Body Composition - or Decomposition? Preventing Disability in Old Age
Einstein/Montefiore Department of Medicine Grand Rounds
Thursday, April 03, 2014
8:00 AM: Forchheimer Medical Science Building 3rd Floor Lecture Hall
Speaker & Info
Anne B. Newman, MD, MPH
Professor and Chair, Department of Epidemiology
Professor, Division of Geriatric Medicine, School of Medicine
Director, Center for Aging and Population Health
Graduate School of Public Health
University of Pittsburgh
Repeated at 12:15 pm, Cherkasky Auditorium, Montefiore Medical
Dr. Anne B. Newman is internationally renowned for her work in the epidemiology of aging, longevity, and disability, and has served as the principal investigator for several long-term studies of aging and longevity. Her research has established the clear potential for old age to be a productive and active period of life.
Funded extensively by NIH and CDC grants and contracts, Dr. Newman's research focuses on the epidemiology and implications of subclinical diseases in older adults. She is particularly concerned with the impact of apparently subclinical disease on physical, cognitive, and muscle function. Her work on body composition and fitness has documented the adverse effects of high body fat on strength and the importance of fitness to function. More recent work in prevention, weight management and physical activity is being widely translated in the community.
Dr. Newman has been recognized for her work by election to membership in the American Epidemiology Society. She serves on numerous NIH review panels and is Associate Editor of the Journal of Gerontology: Medical Science. She has published more than 500 manuscripts in major scientific journals and is editor of the book "The Epidemiology of Aging".
Dr. Newman is Professor and Chair of the Department of Epidemiology.
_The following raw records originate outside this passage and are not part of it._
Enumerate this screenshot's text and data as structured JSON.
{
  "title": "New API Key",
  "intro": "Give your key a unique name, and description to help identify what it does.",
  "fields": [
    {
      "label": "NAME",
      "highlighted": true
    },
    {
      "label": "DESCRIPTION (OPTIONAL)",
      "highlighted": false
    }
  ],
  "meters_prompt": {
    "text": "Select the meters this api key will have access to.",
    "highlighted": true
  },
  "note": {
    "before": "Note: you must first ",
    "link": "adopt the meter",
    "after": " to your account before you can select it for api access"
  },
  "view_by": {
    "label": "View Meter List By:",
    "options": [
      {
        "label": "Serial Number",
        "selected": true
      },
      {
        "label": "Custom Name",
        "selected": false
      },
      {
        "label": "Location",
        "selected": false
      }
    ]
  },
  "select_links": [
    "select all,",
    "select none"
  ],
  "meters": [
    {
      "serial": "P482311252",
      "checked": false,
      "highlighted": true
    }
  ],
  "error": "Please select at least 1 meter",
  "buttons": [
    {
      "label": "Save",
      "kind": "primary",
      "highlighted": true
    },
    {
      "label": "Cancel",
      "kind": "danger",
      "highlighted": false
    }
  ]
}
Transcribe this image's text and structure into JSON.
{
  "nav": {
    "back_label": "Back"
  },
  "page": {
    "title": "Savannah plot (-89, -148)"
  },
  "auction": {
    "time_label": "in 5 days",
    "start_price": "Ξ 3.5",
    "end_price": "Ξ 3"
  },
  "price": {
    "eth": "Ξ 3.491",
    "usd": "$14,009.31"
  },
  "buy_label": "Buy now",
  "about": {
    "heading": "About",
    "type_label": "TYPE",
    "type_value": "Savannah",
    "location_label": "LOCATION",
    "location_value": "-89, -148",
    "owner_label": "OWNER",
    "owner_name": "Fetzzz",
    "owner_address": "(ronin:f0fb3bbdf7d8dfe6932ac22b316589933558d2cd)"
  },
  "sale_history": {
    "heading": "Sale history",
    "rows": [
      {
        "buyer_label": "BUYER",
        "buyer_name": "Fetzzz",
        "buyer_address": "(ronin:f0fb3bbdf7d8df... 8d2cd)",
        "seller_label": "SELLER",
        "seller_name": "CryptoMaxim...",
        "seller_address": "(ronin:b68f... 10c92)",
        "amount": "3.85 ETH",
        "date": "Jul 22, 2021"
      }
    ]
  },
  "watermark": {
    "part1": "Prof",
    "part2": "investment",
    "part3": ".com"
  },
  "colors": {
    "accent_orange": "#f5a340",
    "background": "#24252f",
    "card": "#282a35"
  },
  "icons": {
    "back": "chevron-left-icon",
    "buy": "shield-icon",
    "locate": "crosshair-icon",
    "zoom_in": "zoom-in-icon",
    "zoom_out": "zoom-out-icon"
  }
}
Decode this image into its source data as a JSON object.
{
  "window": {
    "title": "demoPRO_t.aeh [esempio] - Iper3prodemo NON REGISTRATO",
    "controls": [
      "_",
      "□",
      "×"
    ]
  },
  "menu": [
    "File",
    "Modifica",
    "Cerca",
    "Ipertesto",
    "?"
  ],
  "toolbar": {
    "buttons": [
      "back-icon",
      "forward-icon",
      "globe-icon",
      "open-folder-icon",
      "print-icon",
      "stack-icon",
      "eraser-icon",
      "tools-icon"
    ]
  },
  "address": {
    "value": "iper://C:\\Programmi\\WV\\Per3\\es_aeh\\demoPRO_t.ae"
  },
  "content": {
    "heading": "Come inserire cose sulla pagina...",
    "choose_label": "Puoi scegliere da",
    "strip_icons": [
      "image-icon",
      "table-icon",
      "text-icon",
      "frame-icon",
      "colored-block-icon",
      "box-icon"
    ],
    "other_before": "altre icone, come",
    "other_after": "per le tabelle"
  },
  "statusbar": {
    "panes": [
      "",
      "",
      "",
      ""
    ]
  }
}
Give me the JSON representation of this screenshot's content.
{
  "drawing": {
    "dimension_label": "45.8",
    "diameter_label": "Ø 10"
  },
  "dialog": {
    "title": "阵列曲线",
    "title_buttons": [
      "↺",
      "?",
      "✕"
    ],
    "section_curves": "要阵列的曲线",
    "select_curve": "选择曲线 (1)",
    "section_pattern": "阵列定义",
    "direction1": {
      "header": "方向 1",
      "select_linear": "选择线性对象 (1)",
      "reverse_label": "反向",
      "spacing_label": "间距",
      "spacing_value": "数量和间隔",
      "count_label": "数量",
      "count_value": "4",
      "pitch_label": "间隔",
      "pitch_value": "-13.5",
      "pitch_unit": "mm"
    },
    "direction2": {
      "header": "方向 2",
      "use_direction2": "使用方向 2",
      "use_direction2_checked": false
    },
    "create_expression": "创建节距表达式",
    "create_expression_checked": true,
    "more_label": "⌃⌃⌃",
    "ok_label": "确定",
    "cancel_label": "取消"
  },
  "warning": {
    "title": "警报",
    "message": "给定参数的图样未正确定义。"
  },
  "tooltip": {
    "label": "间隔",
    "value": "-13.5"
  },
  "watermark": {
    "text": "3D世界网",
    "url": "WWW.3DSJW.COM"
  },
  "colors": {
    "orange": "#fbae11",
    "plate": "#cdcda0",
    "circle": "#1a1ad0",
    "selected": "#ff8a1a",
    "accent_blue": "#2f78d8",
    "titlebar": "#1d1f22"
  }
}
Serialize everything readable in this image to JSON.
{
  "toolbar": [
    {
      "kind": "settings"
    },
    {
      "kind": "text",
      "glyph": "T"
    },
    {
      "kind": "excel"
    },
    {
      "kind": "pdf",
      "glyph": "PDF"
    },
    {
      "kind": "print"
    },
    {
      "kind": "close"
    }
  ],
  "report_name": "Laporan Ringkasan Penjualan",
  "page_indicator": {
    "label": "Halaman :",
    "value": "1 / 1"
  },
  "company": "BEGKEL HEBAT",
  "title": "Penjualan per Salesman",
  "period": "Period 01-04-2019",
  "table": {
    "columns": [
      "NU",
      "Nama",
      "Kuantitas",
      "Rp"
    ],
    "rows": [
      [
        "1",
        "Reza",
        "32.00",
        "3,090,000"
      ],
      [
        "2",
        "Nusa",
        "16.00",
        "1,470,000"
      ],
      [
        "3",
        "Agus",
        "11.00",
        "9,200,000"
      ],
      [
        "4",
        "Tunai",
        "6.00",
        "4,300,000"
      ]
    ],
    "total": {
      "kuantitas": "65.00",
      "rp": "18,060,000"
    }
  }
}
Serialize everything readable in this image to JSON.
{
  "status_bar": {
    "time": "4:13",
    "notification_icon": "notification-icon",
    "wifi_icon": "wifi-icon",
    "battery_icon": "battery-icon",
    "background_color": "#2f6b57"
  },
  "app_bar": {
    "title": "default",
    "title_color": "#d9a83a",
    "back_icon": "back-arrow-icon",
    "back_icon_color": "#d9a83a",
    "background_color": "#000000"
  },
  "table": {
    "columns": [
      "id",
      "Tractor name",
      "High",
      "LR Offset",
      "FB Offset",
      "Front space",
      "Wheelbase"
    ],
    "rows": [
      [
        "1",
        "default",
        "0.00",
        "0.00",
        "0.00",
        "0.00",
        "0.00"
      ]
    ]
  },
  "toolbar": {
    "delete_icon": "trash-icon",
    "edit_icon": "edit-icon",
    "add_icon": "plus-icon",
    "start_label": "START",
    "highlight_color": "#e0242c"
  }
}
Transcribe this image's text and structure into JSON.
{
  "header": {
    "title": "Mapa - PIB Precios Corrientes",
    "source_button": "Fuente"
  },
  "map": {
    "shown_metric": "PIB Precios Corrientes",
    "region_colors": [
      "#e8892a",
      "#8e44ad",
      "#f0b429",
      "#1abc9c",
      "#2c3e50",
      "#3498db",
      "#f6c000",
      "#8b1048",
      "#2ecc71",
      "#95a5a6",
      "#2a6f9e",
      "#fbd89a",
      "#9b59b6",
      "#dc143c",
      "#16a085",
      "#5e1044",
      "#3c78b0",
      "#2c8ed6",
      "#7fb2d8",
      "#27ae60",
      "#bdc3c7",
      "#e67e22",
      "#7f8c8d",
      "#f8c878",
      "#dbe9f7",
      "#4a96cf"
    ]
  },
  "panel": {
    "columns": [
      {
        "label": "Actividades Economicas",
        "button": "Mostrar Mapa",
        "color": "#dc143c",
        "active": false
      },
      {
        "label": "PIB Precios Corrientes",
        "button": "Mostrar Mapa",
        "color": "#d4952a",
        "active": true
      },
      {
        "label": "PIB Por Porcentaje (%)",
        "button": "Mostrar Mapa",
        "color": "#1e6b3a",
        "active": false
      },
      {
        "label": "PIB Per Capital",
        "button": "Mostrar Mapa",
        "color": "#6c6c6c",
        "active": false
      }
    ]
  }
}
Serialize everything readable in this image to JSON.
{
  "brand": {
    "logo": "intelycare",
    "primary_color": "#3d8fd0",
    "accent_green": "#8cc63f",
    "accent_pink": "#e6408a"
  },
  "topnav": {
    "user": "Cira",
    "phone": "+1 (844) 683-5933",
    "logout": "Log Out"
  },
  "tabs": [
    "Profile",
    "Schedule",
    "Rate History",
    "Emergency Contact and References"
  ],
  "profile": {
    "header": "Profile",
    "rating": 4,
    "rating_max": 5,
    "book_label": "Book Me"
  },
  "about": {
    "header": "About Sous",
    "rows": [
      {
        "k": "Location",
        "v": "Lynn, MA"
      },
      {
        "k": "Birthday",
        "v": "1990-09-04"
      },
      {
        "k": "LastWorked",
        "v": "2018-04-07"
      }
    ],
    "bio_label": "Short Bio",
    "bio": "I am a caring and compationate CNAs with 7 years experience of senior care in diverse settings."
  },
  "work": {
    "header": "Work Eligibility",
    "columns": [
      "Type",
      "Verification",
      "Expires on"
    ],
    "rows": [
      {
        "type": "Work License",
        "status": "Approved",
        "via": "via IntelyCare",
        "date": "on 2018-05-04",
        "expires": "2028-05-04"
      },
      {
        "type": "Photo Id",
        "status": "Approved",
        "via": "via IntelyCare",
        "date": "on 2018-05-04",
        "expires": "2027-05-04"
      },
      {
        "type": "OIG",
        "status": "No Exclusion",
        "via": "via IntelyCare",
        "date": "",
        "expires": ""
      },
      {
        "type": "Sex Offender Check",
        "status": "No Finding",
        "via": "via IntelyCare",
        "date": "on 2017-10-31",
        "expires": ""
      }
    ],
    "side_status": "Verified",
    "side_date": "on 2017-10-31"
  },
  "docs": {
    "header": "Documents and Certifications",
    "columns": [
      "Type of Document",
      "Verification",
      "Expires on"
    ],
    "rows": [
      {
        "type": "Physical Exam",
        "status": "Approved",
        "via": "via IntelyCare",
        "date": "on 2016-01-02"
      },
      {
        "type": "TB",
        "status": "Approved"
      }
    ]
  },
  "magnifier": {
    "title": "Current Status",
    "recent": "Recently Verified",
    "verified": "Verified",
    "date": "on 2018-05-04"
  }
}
She is also Director of the Center for Aging and Population Health (CAPH) in the Graduate School of Public Health and has a joint appointment in the Division of Geriatric Medicine in the School of Medicine.
Objectives - After attending this activity, participants will be able to:
- Increase recognition of age-related changes in body composition
- Increase understanding of the role of body composition for function
- Identify targets and modalities of intervention on body composition that improve function
Accreditation: Albert Einstein College of Medicine designates this
educational activity for a maximum of 1 credit towards the AMA Physician's
Recognition Award. Each physician should claim only those credits that
he/she actually spent in the educational activity.
Division of Geriatrics (Department of Medicine)